WHAT THIS TASK INVOLVES. Check each line of the records below for the word "ASSETS" and copy those where it appears.

RAW DATA.
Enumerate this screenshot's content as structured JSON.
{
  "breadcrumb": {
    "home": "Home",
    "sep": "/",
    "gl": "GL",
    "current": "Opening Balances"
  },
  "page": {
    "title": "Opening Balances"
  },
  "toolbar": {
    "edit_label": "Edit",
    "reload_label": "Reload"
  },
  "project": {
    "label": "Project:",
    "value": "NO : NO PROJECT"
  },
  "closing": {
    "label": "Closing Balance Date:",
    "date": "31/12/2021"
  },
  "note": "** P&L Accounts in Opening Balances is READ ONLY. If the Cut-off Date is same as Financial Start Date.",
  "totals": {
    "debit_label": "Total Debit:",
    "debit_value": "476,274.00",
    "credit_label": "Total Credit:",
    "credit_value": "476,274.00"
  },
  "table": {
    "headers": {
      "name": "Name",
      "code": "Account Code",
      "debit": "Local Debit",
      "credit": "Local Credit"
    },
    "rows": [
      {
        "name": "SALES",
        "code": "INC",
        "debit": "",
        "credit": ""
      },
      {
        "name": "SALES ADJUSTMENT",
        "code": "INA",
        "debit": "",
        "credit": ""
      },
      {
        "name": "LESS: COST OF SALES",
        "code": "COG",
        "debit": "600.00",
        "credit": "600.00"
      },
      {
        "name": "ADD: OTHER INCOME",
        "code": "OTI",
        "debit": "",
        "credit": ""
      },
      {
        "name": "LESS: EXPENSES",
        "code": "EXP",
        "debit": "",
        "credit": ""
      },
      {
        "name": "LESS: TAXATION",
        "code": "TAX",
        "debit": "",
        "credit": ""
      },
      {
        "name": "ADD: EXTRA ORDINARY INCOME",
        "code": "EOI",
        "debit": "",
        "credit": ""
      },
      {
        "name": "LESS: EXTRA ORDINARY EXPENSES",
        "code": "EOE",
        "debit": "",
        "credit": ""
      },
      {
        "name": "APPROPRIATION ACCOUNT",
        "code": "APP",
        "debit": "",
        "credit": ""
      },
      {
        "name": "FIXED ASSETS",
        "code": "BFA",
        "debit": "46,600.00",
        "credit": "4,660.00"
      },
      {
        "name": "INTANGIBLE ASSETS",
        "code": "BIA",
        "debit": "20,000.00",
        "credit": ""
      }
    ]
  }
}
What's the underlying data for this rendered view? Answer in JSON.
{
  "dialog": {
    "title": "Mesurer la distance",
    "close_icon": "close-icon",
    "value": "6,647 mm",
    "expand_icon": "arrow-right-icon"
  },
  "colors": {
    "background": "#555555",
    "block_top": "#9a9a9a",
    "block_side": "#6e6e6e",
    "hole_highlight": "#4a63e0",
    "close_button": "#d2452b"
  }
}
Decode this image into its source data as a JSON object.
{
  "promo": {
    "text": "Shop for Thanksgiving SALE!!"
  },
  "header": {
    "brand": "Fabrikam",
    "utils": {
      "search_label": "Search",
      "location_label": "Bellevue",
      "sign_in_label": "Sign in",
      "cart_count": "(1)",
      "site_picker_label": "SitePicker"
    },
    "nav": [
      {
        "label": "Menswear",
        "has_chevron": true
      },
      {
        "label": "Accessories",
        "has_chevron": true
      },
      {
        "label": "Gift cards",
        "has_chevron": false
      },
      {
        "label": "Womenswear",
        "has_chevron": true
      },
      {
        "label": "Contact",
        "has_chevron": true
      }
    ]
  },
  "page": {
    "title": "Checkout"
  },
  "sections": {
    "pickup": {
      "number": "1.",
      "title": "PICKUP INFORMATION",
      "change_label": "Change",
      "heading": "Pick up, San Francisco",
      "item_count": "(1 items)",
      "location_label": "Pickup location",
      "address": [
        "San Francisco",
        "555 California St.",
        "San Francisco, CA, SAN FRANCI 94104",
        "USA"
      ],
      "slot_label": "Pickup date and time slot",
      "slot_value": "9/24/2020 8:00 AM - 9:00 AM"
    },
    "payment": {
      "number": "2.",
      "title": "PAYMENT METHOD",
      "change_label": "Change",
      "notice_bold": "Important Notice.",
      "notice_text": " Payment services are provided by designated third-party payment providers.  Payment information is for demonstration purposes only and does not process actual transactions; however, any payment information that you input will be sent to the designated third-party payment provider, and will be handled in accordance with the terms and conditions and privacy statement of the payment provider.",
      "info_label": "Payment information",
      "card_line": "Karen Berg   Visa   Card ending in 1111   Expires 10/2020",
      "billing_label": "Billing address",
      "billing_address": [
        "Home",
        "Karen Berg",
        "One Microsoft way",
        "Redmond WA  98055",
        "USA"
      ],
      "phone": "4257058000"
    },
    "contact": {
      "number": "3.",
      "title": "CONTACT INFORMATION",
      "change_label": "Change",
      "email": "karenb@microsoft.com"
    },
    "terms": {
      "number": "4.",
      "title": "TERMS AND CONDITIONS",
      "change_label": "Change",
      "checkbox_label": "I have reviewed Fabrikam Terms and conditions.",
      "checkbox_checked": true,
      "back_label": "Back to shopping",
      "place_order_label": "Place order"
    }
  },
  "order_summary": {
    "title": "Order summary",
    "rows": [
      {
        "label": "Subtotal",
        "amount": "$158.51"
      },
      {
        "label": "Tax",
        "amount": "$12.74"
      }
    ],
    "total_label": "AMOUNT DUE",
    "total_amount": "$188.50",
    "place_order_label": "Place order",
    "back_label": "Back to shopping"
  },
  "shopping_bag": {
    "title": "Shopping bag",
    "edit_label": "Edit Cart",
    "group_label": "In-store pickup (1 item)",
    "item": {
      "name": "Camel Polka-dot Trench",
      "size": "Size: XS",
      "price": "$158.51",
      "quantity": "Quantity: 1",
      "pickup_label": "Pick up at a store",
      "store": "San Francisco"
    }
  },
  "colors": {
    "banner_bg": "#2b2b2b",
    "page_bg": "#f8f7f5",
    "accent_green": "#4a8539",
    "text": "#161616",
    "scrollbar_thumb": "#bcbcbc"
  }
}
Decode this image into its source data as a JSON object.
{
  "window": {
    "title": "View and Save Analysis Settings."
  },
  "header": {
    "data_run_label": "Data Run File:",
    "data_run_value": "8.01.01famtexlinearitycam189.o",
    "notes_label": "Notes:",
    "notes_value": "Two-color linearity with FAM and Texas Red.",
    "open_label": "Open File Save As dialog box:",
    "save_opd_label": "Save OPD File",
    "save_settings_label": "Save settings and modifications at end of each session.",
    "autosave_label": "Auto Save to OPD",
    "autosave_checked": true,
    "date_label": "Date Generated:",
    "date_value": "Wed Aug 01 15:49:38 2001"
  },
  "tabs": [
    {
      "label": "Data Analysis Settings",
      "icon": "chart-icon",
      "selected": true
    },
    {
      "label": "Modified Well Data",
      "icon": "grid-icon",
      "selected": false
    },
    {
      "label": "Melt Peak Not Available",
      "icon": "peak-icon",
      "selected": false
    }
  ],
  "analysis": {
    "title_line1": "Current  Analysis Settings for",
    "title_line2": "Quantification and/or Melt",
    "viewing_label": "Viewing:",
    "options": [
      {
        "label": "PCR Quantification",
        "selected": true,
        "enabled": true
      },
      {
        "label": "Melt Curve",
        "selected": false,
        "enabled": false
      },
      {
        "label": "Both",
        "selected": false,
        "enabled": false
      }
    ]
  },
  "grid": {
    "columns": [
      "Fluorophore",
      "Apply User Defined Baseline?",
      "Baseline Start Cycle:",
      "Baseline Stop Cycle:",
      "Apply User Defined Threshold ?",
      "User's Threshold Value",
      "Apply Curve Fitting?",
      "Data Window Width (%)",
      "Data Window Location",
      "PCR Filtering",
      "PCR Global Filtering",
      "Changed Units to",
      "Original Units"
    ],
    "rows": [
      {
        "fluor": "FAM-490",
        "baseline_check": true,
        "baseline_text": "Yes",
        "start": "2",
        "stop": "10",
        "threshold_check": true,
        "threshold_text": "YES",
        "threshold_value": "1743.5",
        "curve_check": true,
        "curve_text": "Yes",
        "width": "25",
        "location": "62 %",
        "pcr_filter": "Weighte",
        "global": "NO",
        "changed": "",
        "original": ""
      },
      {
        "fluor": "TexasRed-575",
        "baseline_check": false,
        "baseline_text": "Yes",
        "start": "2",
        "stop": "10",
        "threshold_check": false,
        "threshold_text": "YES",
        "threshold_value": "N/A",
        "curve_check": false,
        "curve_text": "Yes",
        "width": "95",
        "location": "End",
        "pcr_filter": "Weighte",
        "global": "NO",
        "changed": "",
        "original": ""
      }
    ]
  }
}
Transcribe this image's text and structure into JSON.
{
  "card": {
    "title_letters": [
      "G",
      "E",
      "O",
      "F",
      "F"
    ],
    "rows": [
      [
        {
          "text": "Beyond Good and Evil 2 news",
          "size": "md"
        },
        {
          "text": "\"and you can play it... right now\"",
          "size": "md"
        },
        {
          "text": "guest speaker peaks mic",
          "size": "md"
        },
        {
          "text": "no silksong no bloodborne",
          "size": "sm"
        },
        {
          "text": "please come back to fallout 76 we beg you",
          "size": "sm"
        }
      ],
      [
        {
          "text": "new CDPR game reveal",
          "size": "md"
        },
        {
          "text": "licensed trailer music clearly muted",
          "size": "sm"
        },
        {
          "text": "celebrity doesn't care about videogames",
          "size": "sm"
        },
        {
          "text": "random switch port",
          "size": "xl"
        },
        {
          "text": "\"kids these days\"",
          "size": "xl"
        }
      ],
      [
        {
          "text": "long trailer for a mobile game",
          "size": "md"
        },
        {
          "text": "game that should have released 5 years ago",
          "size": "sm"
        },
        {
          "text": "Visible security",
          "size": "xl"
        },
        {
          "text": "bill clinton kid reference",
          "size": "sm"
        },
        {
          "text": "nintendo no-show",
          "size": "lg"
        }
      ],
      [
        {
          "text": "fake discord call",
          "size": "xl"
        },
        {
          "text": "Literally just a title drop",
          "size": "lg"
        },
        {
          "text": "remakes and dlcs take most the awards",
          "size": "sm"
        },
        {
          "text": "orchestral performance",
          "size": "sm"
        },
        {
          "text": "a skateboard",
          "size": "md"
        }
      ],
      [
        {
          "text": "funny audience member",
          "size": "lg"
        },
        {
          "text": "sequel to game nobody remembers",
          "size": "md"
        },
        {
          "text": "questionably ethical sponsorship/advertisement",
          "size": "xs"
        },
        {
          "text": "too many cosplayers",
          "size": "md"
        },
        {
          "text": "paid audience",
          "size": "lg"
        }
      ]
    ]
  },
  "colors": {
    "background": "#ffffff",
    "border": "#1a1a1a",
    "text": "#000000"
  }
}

SOLUTION TO THE PROBLEM.
        "name": "FIXED ASSETS",
        "name": "INTANGIBLE ASSETS",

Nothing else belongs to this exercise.